Katy, who is now 26 and asked that her real name not be used, says the confrontation between her mom and the woman sheds light on what has been a problem in Spokane for years: the sickness is so prevalent that even strangers can see it, yet there has long been virtually no treatment for people with eating disorders — and little knowledge of the disease even among physicians. The disease eventually put Katy in the hospital, connected to a feeding tube, and has left her with a heart condition that she fears could prevent her from starting nursing school this fall.
But, she adds, things are changing. In the last three years, support groups for patients and their family members have multiplied, and the number of therapists treating the disease has grown. And now Spokane even has its own pediatrician and adolescent medicine specialist who has a wide knowledge of eating disorders.
Katy says she hopes all the new options will help girls, boys — anybody with the disease — to avoid what she went, and is going, through.
“If I had been treated as an adolescent, I wouldn’t a) have had these cardiac complications, and b) I would have had a quicker recovery,” Katy says.Four years ago, Maureen Reynolds’ 25-year-old daughter, Amy, died from complications related to an eating disorder. At the time, Reynolds didn’t know where to turn. “When we moved her to Spokane, we couldn’t find any help,” she says. “There were a few therapists in town, but that was about it.”
Since then, Reynolds has become a leading figure in Spokane’s eating disorders population, mainly by running support groups for family members and friends of people with the disease. Such support groups weren’t around when she was trying to find help for her daughter, herself and the entire family.
“You’re not alone out there,” she says of the groups’ importance. “The disease is so multifaceted and insidious — and so long-term — that you can feel isolated and alone.”
If families rely on groups like Reynolds’, then patients have Inland Northwest Health Service’s Community Health Education and Resources (CHER). The organization has patient support groups and therapy groups and has organized an Eating Disorders Awareness Week at the end of every February. This year, they helped put on a fashion show that raised money and celebrated all body types.
Leyna Odell, a health education specialist with CHER, says the group’s most important goal is education. The organization put together an eating disorder resource guide for the Inland Northwest.
“It’s not just a girl’s disease, and it’s not just a rich white girl’s disease. It affects all ethnicities, all genders and all ages. … It starts in the teens and 20s. But we have seen a lot of 30- and 40-year-olds still having issues with it.”Spokane’s eating disorder support network has made some progress recently, Dee Myers says, but it has a way to go. “At least at this point, we have consistent groups, support groups and networks. But I have had a waiting list with 10 people for more than four years,” says Myers, who’s a professional therapist and member of the Inland Northwest Task on Eating Disorders. “It gets overwhelming as a professional. I refer people to other therapists on the resource guide, but they’re full.”

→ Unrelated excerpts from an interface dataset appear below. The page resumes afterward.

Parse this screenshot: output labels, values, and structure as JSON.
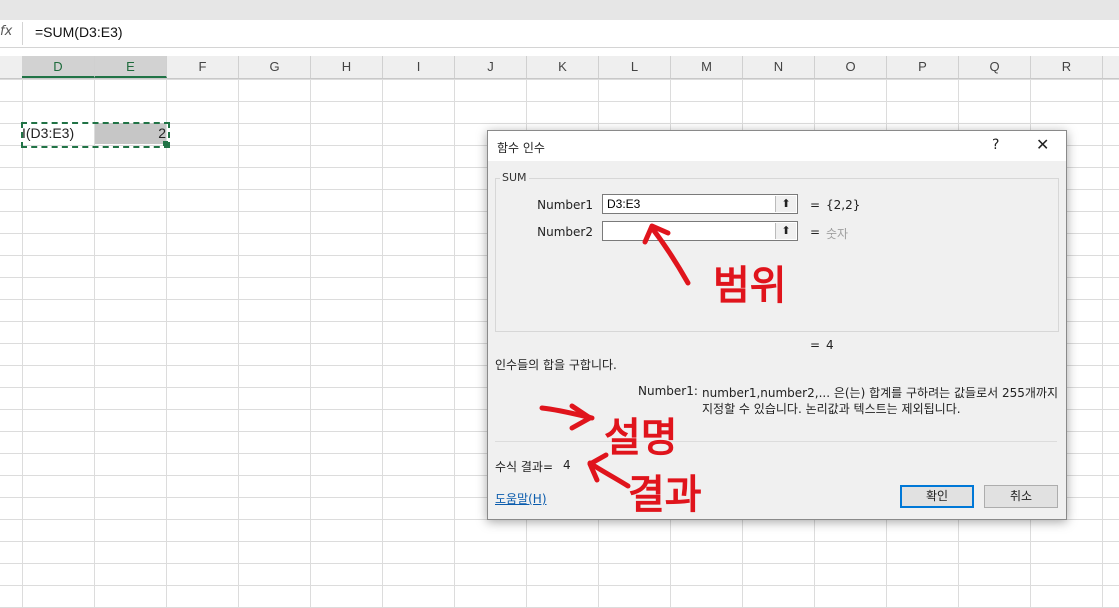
{
  "formula_bar": {
    "fx_label": "fx",
    "formula": "=SUM(D3:E3)"
  },
  "columns": [
    "D",
    "E",
    "F",
    "G",
    "H",
    "I",
    "J",
    "K",
    "L",
    "M",
    "N",
    "O",
    "P",
    "Q",
    "R"
  ],
  "cells": {
    "d3": "I(D3:E3)",
    "e3": "2"
  },
  "dialog": {
    "title": "함수 인수",
    "help_symbol": "?",
    "close_symbol": "✕",
    "function_name": "SUM",
    "args": [
      {
        "name": "Number1",
        "value": "D3:E3",
        "eq": "=",
        "result": "{2,2}"
      },
      {
        "name": "Number2",
        "value": "",
        "eq": "=",
        "result": "숫자"
      }
    ],
    "overall_eq": "=",
    "overall_result": "4",
    "description": "인수들의 합을 구합니다.",
    "arg_help_name": "Number1:",
    "arg_help_line1": "number1,number2,... 은(는) 합계를 구하려는 값들로서 255개까지",
    "arg_help_line2": "지정할 수 있습니다. 논리값과 텍스트는 제외됩니다.",
    "formula_result_label": "수식 결과=",
    "formula_result_value": "4",
    "help_link": "도움말(H)",
    "ok_label": "확인",
    "cancel_label": "취소"
  },
  "annotations": {
    "range": "범위",
    "explanation": "설명",
    "result": "결과",
    "color": "#e0141c"
  }
}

Myers has been working in the field in Spokane since 1995 and has witnessed more ups and downs with the support movement than she cares to remember.

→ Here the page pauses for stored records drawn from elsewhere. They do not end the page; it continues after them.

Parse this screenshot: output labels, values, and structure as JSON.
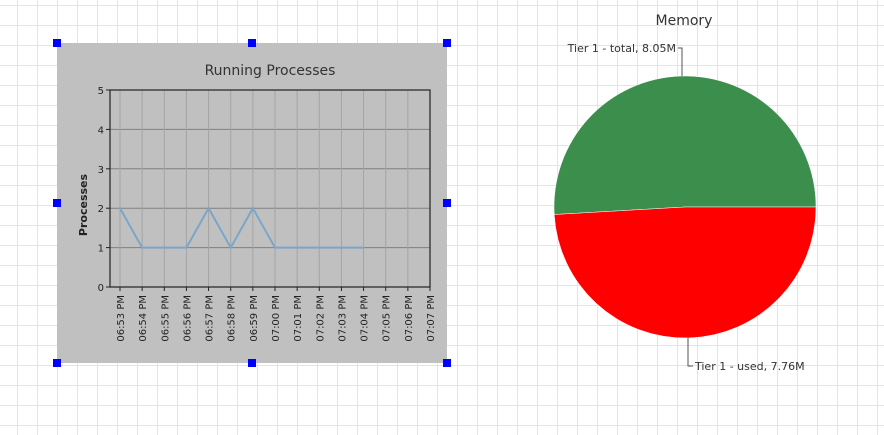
{
  "chart_data": [
    {
      "type": "line",
      "title": "Running Processes",
      "ylabel": "Processes",
      "xlabel": "",
      "ylim": [
        0,
        5
      ],
      "yticks": [
        "0",
        "1",
        "2",
        "3",
        "4",
        "5"
      ],
      "grid": true,
      "background": "#c0c0c0",
      "categories": [
        "06:53 PM",
        "06:54 PM",
        "06:55 PM",
        "06:56 PM",
        "06:57 PM",
        "06:58 PM",
        "06:59 PM",
        "07:00 PM",
        "07:01 PM",
        "07:02 PM",
        "07:03 PM",
        "07:04 PM",
        "07:05 PM",
        "07:06 PM",
        "07:07 PM"
      ],
      "series": [
        {
          "color": "#7ba6c9",
          "values": [
            2,
            1,
            1,
            1,
            2,
            1,
            2,
            1,
            1,
            1,
            1,
            1
          ]
        }
      ]
    },
    {
      "type": "pie",
      "title": "Memory",
      "slices": [
        {
          "label": "Tier 1 - total, 8.05M",
          "value": 8.05,
          "color": "#3b8e4b"
        },
        {
          "label": "Tier 1 - used, 7.76M",
          "value": 7.76,
          "color": "#ff0000"
        }
      ]
    }
  ],
  "colors": {
    "selection_handle": "#0000ff"
  }
}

“In this area, it’s always been hard to keep groups consistently going. I was the only one with a group for a very long time. … The fact that CHER has helped the task force get going is wonderful,” she says. “There are still professionals — doctors — who have no idea about [the disease]. That’s why we did the fashion show and the resource guide, to raise funding [and awareness] for the task force.”
Myers says what’s greatly needed in the area is a one-stop-shopping location, where patients can see a nutritionist, doctor and therapist; attend a support group; or participate in a cooking class. It would be a big change from how things are done now, with patients scrambling around town with appointments on different days and at different times.

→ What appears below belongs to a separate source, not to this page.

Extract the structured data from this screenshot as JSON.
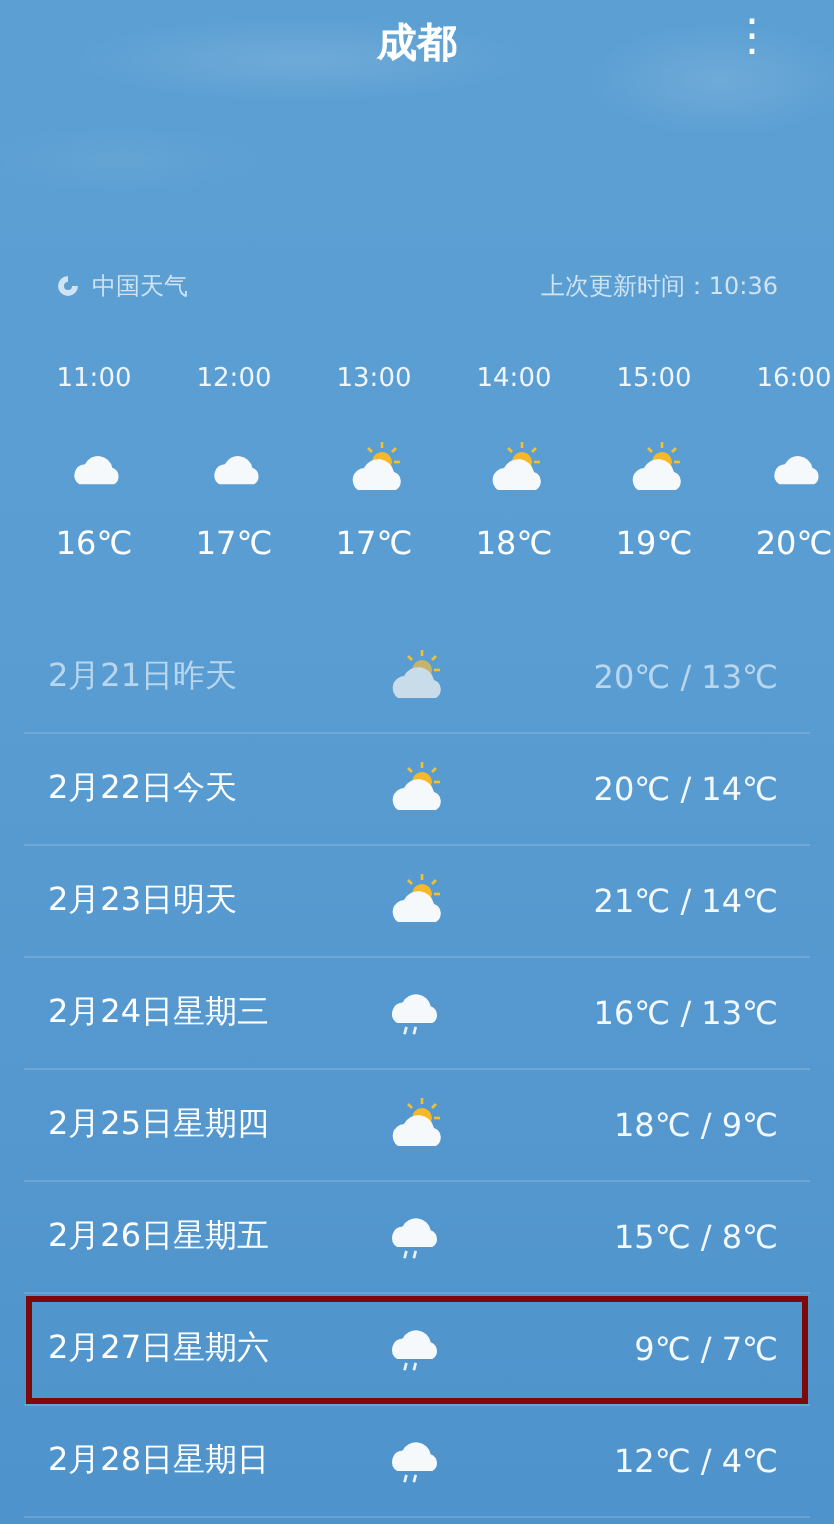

The lack of convenience has contributed to a higher rate of relapse. “It’s been a struggle over the last 15 years, for sure,” Myers says. “I hope we can continue these programs we’ve started. We get this great energy and then it fizzles. CHER’s backing us is amazing and has been a huge help.”
Katy says that having a strong network of support and treatment is vital in helping people with the disease — even if just to help them identify and treat their problems earlier.
“When I was really sick, I didn’t want help,” she says. “I thought maybe it would just go away.”